Everything is disassembled, cleaned and dried before being reassembled.
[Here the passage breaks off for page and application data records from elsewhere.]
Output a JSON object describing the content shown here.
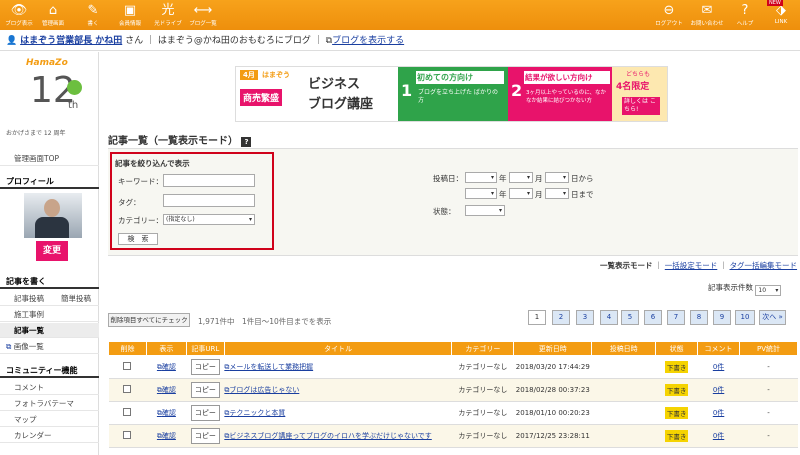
{
  "topbar": {
    "items": [
      {
        "label": "ブログ表示",
        "icon": "eye-icon"
      },
      {
        "label": "管理画面",
        "icon": "home-icon"
      },
      {
        "label": "書く",
        "icon": "pencil-icon"
      },
      {
        "label": "会員情報",
        "icon": "user-card-icon"
      },
      {
        "label": "光ドライブ",
        "icon": "drive-icon"
      },
      {
        "label": "ブログ一覧",
        "icon": "arrows-icon"
      }
    ],
    "right_items": [
      {
        "label": "ログアウト",
        "icon": "logout-icon"
      },
      {
        "label": "お問い合わせ",
        "icon": "mail-icon"
      },
      {
        "label": "ヘルプ",
        "icon": "help-icon"
      },
      {
        "label": "LINK",
        "badge": "NEW",
        "icon": "link-icon"
      }
    ]
  },
  "userbar": {
    "name": "はまぞう営業部長 かね田",
    "suffix": "さん",
    "blog": "はまぞう@かね田のおもむろにブログ",
    "view_link": "ブログを表示する"
  },
  "logo": {
    "brand": "HamaZo",
    "years": "12",
    "th": "th",
    "caption": "おかげさまで 12 周年"
  },
  "sidebar": {
    "top": "管理画面TOP",
    "profile": "プロフィール",
    "change": "変更",
    "write_head": "記事を書く",
    "post": "記事投稿",
    "simple_post": "簡単投稿",
    "works": "施工事例",
    "list": "記事一覧",
    "images": "画像一覧",
    "community": "コミュニティー機能",
    "comment": "コメント",
    "photo": "フォトラバテーマ",
    "map": "マップ",
    "calendar": "カレンダー"
  },
  "banner": {
    "month": "4月",
    "brand": "はまぞう",
    "tag": "商売繁盛",
    "title1": "ビジネス",
    "title2": "ブログ講座",
    "box1_num": "1",
    "box1": "初めての方向け",
    "box1_sub": "ブログを立ち上げた ばかりの方",
    "box2_num": "2",
    "box2": "結果が欲しい方向け",
    "box2_sub": "3ヶ月以上やっているのに、なかなか結果に結びつかない方",
    "limit_pre": "どちらも",
    "limit": "4名限定",
    "more": "詳しくは こちら!"
  },
  "page": {
    "title": "記事一覧（一覧表示モード）",
    "help": "?"
  },
  "filter": {
    "heading": "記事を絞り込んで表示",
    "keyword": "キーワード：",
    "tag": "タグ：",
    "category": "カテゴリー：",
    "category_value": "(指定なし)",
    "search": "検　索",
    "date_label": "投稿日：",
    "year": "年",
    "month": "月",
    "day_from": "日から",
    "day_to": "日まで",
    "status": "状態："
  },
  "modes": {
    "list": "一覧表示モード",
    "bulk": "一括設定モード",
    "tag": "タグ一括編集モード"
  },
  "perpage": {
    "label": "記事表示件数",
    "value": "10"
  },
  "bulk_check": "削除項目すべてにチェック",
  "count": "1,971件中　1件目～10件目までを表示",
  "pages": [
    "1",
    "2",
    "3",
    "4",
    "5",
    "6",
    "7",
    "8",
    "9",
    "10"
  ],
  "next": "次へ »",
  "table": {
    "headers": [
      "削除",
      "表示",
      "記事URL",
      "タイトル",
      "カテゴリー",
      "更新日時",
      "投稿日時",
      "状態",
      "コメント",
      "PV統計"
    ],
    "rows": [
      {
        "view": "確認",
        "copy": "コピー",
        "title": "メールを転送して業務把握",
        "category": "カテゴリーなし",
        "updated": "2018/03/20 17:44:29",
        "posted": "",
        "status": "下書き",
        "comments": "0件",
        "pv": "-"
      },
      {
        "view": "確認",
        "copy": "コピー",
        "title": "ブログは広告じゃない",
        "category": "カテゴリーなし",
        "updated": "2018/02/28 00:37:23",
        "posted": "",
        "status": "下書き",
        "comments": "0件",
        "pv": "-"
      },
      {
        "view": "確認",
        "copy": "コピー",
        "title": "テクニックと本質",
        "category": "カテゴリーなし",
        "updated": "2018/01/10 00:20:23",
        "posted": "",
        "status": "下書き",
        "comments": "0件",
        "pv": "-"
      },
      {
        "view": "確認",
        "copy": "コピー",
        "title": "ビジネスブログ講座ってブログのイロハを学ぶだけじゃないです",
        "category": "カテゴリーなし",
        "updated": "2017/12/25 23:28:11",
        "posted": "",
        "status": "下書き",
        "comments": "0件",
        "pv": "-"
      }
    ]
  }
}
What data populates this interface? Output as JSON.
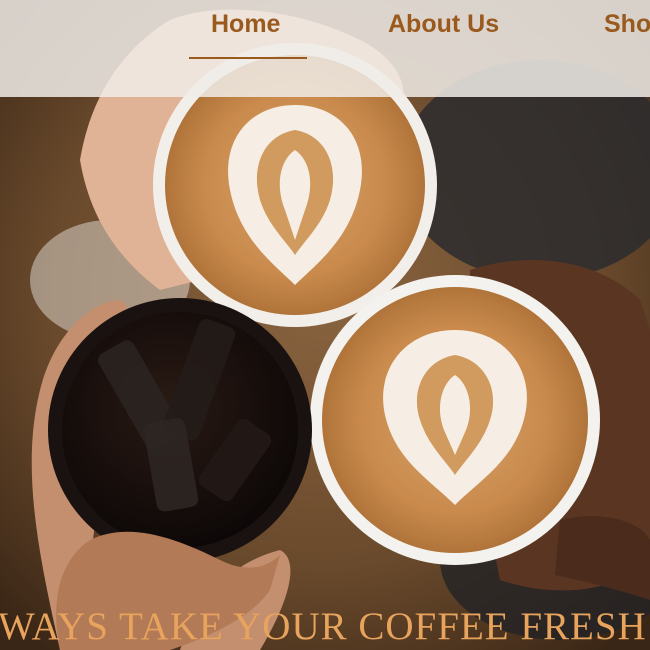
{
  "nav": {
    "items": [
      {
        "label": "Home",
        "active": true
      },
      {
        "label": "About Us",
        "active": false
      },
      {
        "label": "Sho",
        "active": false
      }
    ],
    "accent_color": "#9a5a1e"
  },
  "hero": {
    "tagline": "WAYS TAKE YOUR COFFEE FRESH",
    "tagline_color": "#e8a35c",
    "image_subject": "four-hands-toasting-coffee-cups"
  }
}
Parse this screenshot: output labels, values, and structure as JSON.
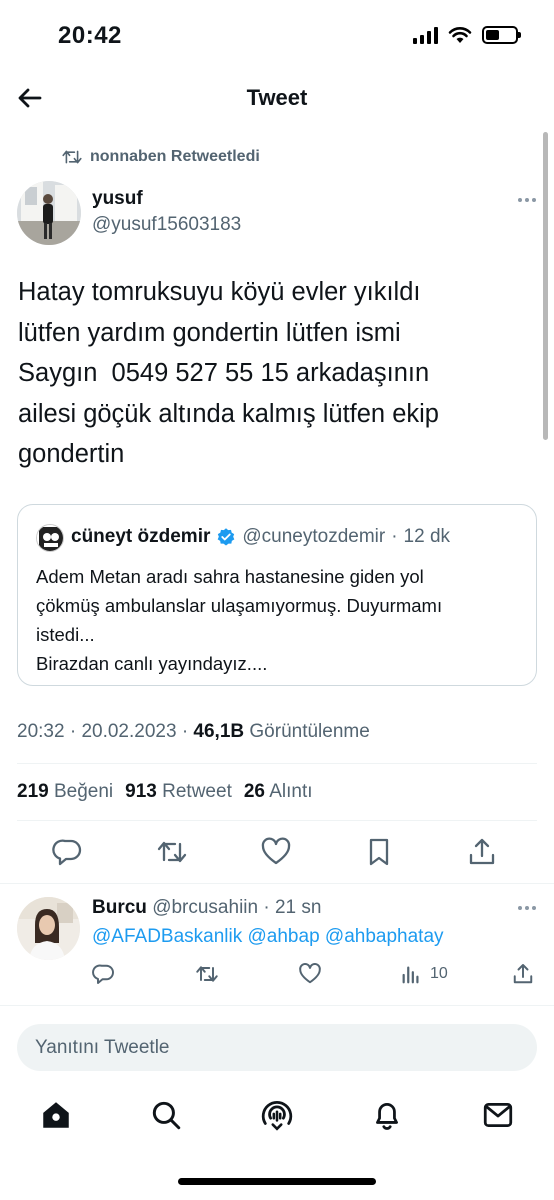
{
  "status_bar": {
    "time": "20:42",
    "battery_level": 0.45
  },
  "header": {
    "title": "Tweet"
  },
  "social_context": {
    "text": "nonnaben Retweetledi"
  },
  "tweet": {
    "author_name": "yusuf",
    "author_handle": "@yusuf15603183",
    "text_lines": [
      "Hatay tomruksuyu köyü evler yıkıldı",
      "lütfen yardım gondertin lütfen ismi",
      "Saygın  0549 527 55 15 arkadaşının",
      "ailesi göçük altında kalmış lütfen ekip",
      "gondertin"
    ],
    "time": "20:32",
    "date": "20.02.2023",
    "views_count": "46,1B",
    "views_label": "Görüntülenme",
    "likes_count": "219",
    "likes_label": "Beğeni",
    "retweets_count": "913",
    "retweets_label": "Retweet",
    "quotes_count": "26",
    "quotes_label": "Alıntı"
  },
  "quoted_tweet": {
    "author_name": "cüneyt özdemir",
    "author_handle": "@cuneytozdemir",
    "age": "12 dk",
    "text_lines": [
      "Adem Metan aradı sahra hastanesine giden yol",
      "çökmüş ambulanslar ulaşamıyormuş. Duyurmamı",
      "istedi...",
      "Birazdan canlı yayındayız...."
    ],
    "verified_color": "#1d9bf0"
  },
  "reply": {
    "author_name": "Burcu",
    "author_handle": "@brcusahiin",
    "age": "21 sn",
    "mentions": [
      "@AFADBaskanlik",
      "@ahbap",
      "@ahbaphatay"
    ],
    "views_count": "10"
  },
  "reply_input": {
    "placeholder": "Yanıtını Tweetle"
  },
  "colors": {
    "link": "#1d9bf0",
    "secondary_text": "#536471",
    "primary_text": "#0f1419",
    "border": "#cfd9de"
  },
  "icons": {
    "header": [
      "back-arrow-icon"
    ],
    "tweet_actions": [
      "reply-icon",
      "retweet-icon",
      "like-icon",
      "bookmark-icon",
      "share-icon"
    ],
    "tabs": [
      "home-icon",
      "search-icon",
      "spaces-icon",
      "notifications-icon",
      "messages-icon"
    ]
  }
}
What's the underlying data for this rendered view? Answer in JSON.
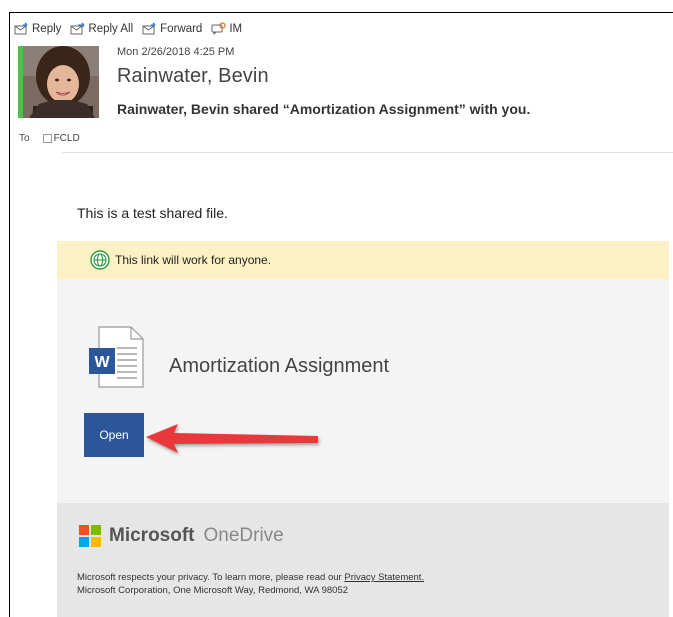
{
  "toolbar": {
    "reply": "Reply",
    "reply_all": "Reply All",
    "forward": "Forward",
    "im": "IM"
  },
  "message": {
    "date": "Mon 2/26/2018 4:25 PM",
    "sender": "Rainwater, Bevin",
    "subject": "Rainwater, Bevin shared “Amortization Assignment” with you.",
    "to_label": "To",
    "to_recipient": "FCLD",
    "body": "This is a test shared file."
  },
  "share_card": {
    "notice": "This link will work for anyone.",
    "file_name": "Amortization Assignment",
    "open_label": "Open",
    "file_icon_letter": "W"
  },
  "footer": {
    "brand_microsoft": "Microsoft",
    "brand_onedrive": "OneDrive",
    "privacy_text": "Microsoft respects your privacy. To learn more, please read our ",
    "privacy_link": "Privacy Statement.",
    "address": "Microsoft Corporation, One Microsoft Way, Redmond, WA 98052"
  },
  "colors": {
    "status_bar": "#4ec14a",
    "notice_bg": "#fcf1c4",
    "open_button": "#2b579a",
    "arrow": "#e8393a"
  }
}
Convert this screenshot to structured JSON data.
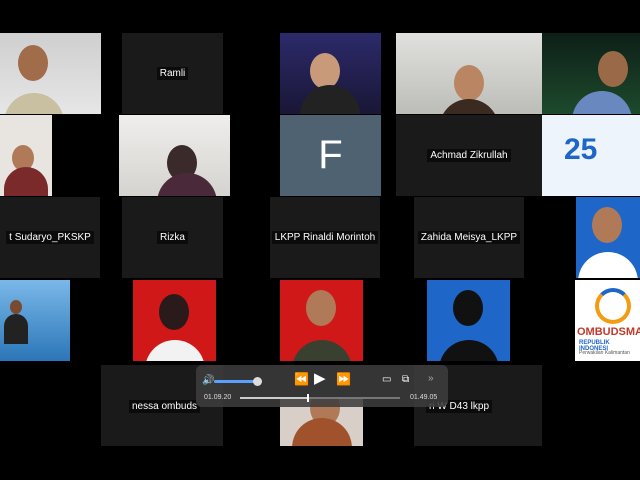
{
  "participants": {
    "ramli": "Ramli",
    "achmad": "Achmad Zikrullah",
    "sudaryo": "t Sudaryo_PKSKP",
    "rizka": "Rizka",
    "rinaldi": "LKPP Rinaldi Morintoh",
    "zahida": "Zahida Meisya_LKPP",
    "nessa": "nessa ombuds",
    "tri": "ri W D43 lkpp",
    "f_initial": "F"
  },
  "logos": {
    "anniv_number": "25",
    "ombudsman_word": "OMBUDSMA",
    "ombudsman_sub": "REPUBLIK INDONESI",
    "ombudsman_sub2": "Perwakilan Kalimantan"
  },
  "player": {
    "elapsed": "01.09.20",
    "remaining": "01.49.05",
    "volume": 0.9,
    "progress": 0.42
  },
  "colors": {
    "tile_dark": "#1a1a1a",
    "red_bg": "#d01818",
    "blue_bg": "#1e66c8",
    "f_tile": "#4f6272"
  }
}
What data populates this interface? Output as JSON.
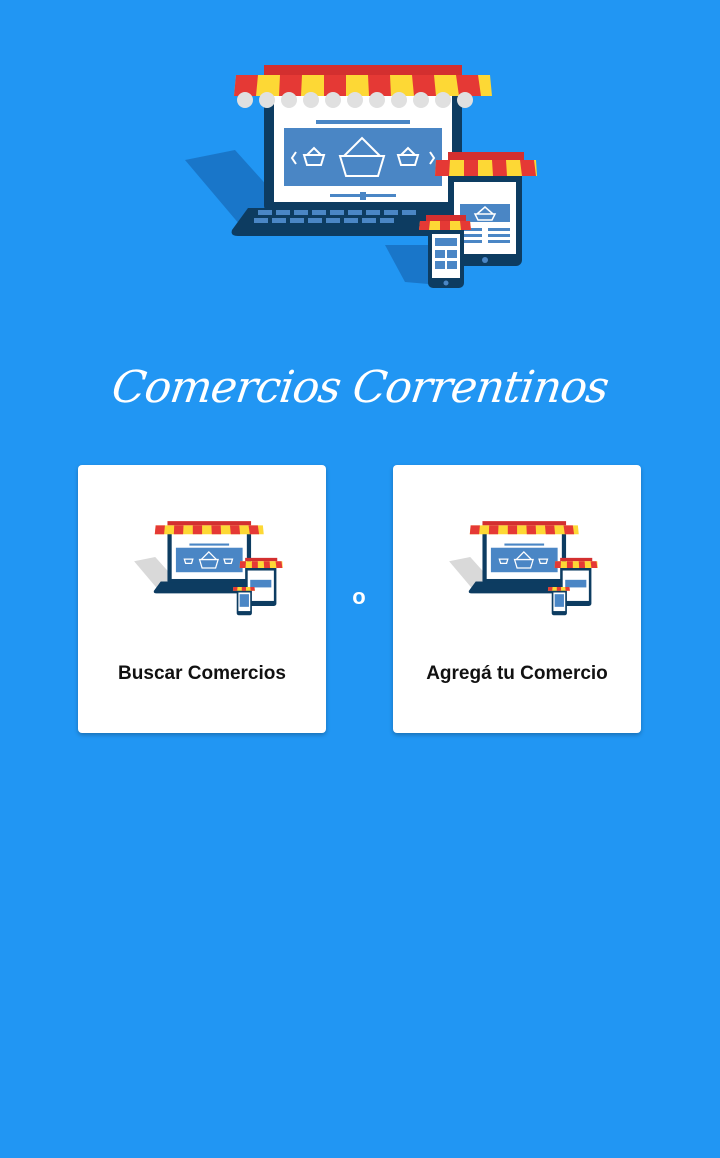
{
  "app": {
    "title": "Comercios Correntinos"
  },
  "hero": {
    "icon": "online-shop-illustration-icon"
  },
  "cards": {
    "search": {
      "label": "Buscar Comercios",
      "icon": "online-shop-icon"
    },
    "add": {
      "label": "Agregá tu Comercio",
      "icon": "online-shop-icon"
    }
  },
  "separator": "o",
  "colors": {
    "background": "#2196F3",
    "card": "#FFFFFF",
    "awning_red": "#E53935",
    "awning_yellow": "#FDD835",
    "device_dark": "#0D3C61",
    "screen_blue": "#4A86C5"
  }
}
I've also got a new glass crystal to top off the restoration.

The running movement goes onto the timer to see how it's performing.  The results were pretty good but the beat rate was almost 4.0ms.  I hate having to adjust the beat error on watches with a fixed hair spring stud - as that's just tempting fate.  However, 4.0ms is a high enough beat error to make me take on the risk of screwing up the balance by removing it and adjusting the hairspring collet.

When I first put the watch back on the timer, I ws delighted to see the two lines so close together.  The closer they are, the lower the beat error... typically, that is.  In this case, the lines are actually very far apart, so far that they approach each other on the other side.  So the beat error is actually much worse - at 9.6ms.  That means I moved the hairspring in the wrong directions.

In order to adjust the beat error, you're attempting to move the hairspring stud, relative to the impulse jewel - and thus center the impulse jewel with the pallet fork so the balance will swing equally to both sides.  If it's not centered, the balance will swing further to one side than the other and the degree of difference is the beat error.

In the shot below, you can see the hairspring on the balance.  The silver ball on the outermost coil is the hairspring stud.  It's secured in the balance cock when the balance is installed.  In order to move the stud relative the balance, I need to rotate the hairspring at the inner-most coil by rotating the brass collet that holds the spring on the balance staff.

Well, I'm moving in the right direction.  The beat error is a reasonable 2.4ms.  Notice the distance between the two lines.   I'm going to press my luck and see if I can get it even better.

 Well, fourth time is the charm - I was able to reduce the beat error to 0.8ms.  To me, anything less than 1.0 is very acceptable.  The risks of tweaking it again to improve it far exceed the benefit to be gained.

Now that the movement is running well, I'll turn my attention to prepping the new glass crystal.  Glass crystals need to fit just right.  The don't "snap into place"... they are held in place with UV cement.  So I need to carefully sand all of the sides so that it will fit exactly into the contour of the bezel opening.

My light tent makes the dial look a little splotchy - I think that's actually just reflections from the dial, as I don't see the splotchiness in regular lighting.  You can definitely see what an improvement a new crystal brings.

A new Hamilton crown is a nice finishing touch over the previous stone-crown.